  37. Takeda, Allison (January 7, 2014). "Lily Tomlin Marries Girlfriend Jane Wagner After 42 Years Together: "They Are Very Happy," Rep Says".
  38. "Fall Season 2013: Episode 6 | In the Mixx". Inthemixxshow.com. October 17, 2013. Retrieved June 29, 2014.
  39. "The Envelope: Entertainment Awards Database" search for Lily Tomlin. Los Angeles Times. Retrieved September 25, 2011.
  40. "Lily Tomlin Awards & Nominations". IMDB.com.
  41. "Grammy Past Winners Search" for Comedy Album This is a Recording. Grammy.com. Retrieved September 25, 2011.
  42. "Lily Tomlin Awards & Nominations". IBDB.
  43. "Past Recipients: Crystal Award". Women In Film. Archived from the original on June 30, 2011. Retrieved May 10, 2011.
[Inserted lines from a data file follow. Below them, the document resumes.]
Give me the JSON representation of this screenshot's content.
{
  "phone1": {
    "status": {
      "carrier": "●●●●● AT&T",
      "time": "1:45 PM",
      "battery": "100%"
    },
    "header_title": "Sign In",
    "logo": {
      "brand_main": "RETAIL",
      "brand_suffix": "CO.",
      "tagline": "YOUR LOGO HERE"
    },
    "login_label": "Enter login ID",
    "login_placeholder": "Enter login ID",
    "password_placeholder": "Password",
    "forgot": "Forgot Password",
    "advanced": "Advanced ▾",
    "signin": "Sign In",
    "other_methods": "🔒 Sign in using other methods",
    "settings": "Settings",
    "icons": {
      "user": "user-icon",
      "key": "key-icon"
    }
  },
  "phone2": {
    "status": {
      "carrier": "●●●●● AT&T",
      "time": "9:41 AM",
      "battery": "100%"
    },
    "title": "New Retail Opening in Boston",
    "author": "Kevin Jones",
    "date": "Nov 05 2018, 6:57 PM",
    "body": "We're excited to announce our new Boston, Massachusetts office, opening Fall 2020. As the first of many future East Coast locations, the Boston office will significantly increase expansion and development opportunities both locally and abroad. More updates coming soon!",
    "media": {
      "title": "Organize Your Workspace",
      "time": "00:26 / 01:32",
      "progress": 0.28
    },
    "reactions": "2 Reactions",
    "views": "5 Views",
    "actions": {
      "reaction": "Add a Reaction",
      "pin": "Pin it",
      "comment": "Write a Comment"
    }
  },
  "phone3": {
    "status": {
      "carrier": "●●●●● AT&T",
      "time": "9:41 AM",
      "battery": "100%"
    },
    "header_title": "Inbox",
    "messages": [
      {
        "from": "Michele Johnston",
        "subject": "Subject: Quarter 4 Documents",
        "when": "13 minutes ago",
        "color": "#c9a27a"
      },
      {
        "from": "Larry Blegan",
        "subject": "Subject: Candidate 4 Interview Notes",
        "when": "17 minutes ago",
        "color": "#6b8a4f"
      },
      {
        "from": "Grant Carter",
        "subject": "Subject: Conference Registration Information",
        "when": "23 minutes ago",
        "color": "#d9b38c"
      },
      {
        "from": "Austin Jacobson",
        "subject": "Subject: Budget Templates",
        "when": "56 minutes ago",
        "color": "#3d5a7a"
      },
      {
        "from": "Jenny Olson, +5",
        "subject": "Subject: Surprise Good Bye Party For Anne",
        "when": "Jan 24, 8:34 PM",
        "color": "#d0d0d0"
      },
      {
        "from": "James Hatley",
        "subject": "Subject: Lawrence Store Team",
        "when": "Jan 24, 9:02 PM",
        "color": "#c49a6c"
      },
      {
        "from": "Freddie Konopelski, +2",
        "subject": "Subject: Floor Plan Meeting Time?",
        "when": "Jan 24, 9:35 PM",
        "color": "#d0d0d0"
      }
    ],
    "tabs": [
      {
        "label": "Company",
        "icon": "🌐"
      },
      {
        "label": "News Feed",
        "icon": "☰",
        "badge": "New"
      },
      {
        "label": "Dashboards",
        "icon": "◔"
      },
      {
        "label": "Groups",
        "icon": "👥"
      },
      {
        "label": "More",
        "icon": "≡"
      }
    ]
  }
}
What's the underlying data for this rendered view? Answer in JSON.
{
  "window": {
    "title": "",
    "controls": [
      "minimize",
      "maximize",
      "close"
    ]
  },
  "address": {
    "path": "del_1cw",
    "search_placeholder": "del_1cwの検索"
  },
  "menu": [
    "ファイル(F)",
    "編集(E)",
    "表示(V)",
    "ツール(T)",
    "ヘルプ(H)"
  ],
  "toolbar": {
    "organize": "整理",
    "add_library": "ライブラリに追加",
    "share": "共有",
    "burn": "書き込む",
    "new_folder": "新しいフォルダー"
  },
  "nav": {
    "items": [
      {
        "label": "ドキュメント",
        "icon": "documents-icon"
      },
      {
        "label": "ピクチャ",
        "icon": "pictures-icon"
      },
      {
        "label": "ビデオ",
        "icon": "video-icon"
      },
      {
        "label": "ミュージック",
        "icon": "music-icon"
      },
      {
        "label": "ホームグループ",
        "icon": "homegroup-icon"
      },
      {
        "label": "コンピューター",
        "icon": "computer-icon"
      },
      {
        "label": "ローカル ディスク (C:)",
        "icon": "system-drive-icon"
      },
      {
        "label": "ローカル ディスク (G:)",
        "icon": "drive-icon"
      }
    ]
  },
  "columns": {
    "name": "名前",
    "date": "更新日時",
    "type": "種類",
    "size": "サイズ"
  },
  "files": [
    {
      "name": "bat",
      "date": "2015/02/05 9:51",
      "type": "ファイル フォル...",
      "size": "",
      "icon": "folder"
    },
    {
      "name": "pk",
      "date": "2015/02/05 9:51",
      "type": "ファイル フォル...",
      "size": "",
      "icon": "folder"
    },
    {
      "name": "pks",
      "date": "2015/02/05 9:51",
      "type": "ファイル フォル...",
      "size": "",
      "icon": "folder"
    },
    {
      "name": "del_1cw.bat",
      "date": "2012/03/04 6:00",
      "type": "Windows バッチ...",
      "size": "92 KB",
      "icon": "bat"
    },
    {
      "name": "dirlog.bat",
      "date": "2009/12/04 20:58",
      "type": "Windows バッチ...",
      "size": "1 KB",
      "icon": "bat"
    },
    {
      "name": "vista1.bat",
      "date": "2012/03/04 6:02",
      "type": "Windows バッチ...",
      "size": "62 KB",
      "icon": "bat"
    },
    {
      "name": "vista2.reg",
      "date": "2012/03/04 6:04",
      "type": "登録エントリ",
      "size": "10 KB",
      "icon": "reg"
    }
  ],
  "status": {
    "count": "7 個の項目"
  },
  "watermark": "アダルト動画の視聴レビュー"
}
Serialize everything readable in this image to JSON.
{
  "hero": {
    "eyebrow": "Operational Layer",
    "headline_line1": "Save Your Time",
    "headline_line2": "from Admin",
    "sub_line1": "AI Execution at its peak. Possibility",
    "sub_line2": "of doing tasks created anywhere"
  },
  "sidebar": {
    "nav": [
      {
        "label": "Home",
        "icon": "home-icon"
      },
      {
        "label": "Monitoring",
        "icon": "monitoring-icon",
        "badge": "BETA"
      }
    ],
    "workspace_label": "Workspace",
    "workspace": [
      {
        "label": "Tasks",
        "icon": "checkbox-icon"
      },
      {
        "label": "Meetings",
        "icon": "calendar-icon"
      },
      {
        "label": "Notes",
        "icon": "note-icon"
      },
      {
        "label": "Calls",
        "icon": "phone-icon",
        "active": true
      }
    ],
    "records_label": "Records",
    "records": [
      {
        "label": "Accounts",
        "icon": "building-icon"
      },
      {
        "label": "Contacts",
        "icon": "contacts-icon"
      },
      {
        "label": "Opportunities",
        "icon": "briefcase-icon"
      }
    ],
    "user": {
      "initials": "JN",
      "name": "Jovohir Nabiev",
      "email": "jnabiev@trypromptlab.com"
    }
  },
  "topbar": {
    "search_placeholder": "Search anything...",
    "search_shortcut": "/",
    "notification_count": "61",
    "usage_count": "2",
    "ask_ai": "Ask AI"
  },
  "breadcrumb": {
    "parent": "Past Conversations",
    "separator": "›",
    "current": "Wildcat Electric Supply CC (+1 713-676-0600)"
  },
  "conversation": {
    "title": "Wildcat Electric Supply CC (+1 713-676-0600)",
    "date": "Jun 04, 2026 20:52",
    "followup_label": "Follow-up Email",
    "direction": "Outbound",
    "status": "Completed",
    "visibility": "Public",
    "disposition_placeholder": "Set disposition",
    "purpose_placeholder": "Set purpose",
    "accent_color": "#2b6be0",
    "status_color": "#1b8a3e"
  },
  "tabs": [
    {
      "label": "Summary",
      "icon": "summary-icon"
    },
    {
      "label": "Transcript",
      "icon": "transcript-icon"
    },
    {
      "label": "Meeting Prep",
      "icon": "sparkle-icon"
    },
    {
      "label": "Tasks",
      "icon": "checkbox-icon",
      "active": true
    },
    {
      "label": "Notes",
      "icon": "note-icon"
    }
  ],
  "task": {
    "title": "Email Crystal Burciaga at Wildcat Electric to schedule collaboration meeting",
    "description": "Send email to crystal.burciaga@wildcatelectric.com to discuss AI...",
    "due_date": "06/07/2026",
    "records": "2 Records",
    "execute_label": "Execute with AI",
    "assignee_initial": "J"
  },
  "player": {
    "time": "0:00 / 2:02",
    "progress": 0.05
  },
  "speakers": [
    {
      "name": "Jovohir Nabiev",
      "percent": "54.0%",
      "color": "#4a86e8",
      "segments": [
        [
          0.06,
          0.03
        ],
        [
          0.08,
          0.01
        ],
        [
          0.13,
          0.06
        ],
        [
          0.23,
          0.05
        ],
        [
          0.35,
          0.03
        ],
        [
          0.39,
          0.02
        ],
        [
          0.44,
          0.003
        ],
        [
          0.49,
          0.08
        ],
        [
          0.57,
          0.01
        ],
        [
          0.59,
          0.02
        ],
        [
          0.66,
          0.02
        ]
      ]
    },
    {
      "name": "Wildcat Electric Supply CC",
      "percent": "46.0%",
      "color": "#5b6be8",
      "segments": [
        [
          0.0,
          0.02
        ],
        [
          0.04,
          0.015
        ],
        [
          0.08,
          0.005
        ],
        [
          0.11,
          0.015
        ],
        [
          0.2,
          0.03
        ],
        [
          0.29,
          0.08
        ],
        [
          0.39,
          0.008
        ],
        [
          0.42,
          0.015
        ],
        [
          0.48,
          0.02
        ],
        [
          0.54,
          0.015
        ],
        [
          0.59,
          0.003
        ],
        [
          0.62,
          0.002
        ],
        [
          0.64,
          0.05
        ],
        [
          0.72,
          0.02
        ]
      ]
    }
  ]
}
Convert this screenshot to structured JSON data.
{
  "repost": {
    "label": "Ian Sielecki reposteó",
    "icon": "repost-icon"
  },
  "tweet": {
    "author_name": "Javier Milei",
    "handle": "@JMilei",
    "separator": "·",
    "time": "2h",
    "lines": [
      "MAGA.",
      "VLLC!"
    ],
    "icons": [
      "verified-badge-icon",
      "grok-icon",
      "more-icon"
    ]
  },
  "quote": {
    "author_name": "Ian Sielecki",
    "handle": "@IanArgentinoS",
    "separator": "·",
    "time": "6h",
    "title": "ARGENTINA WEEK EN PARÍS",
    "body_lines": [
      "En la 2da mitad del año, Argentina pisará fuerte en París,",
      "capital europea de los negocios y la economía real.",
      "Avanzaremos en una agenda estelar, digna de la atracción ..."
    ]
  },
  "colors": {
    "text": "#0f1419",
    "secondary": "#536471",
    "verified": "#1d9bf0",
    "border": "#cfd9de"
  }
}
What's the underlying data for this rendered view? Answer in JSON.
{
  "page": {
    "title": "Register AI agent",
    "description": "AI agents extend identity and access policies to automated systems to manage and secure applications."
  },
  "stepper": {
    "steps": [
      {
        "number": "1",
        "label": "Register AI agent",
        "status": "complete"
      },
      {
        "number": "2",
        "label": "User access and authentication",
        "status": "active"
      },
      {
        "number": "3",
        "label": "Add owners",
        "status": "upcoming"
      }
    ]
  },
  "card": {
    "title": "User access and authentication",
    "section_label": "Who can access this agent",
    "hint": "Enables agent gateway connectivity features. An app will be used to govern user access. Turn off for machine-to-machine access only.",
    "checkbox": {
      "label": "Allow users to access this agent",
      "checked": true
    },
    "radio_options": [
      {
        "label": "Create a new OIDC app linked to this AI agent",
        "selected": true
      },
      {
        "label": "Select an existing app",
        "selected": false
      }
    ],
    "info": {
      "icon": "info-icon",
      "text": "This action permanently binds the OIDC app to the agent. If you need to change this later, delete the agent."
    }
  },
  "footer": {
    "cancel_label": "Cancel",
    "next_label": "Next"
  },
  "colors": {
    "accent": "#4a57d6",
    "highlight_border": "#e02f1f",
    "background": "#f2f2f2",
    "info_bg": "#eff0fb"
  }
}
  44. "Past Recipients" Archived June 30, 2011, at the Wayback Machine . WIF.org.
  45. "Women's Dinner Party 2009" (Press release). Fenway Health. March 5, 2009. Archived from the original on August 7, 2012. Retrieved May 24, 2010.
  46. Brassart, Scott; Maytag, PJ (February 24, 2012). "Honoring Lily and Jane: A lifetime of love and companionship". The BottomLine Magazine. San Diego Gay and Lesbian News. Archived from the original on April 13, 2012. Retrieved October 28, 2012.
  47. "SAG Awards: Lily Tomlin Gives Advice-Filled Lifetime Achievement Award Speech". The Hollywood Reporter. January 29, 2017. Retrieved September 5, 2019.
  48. "National Recording Registry Inducts Sounds of ABBA, Blondie, The Cars, The Chicks, Juan Gabriel, Green Day, The Notorious B.I.G. and Lily Tomlin". Library of Congress. Retrieved April 16, 2024.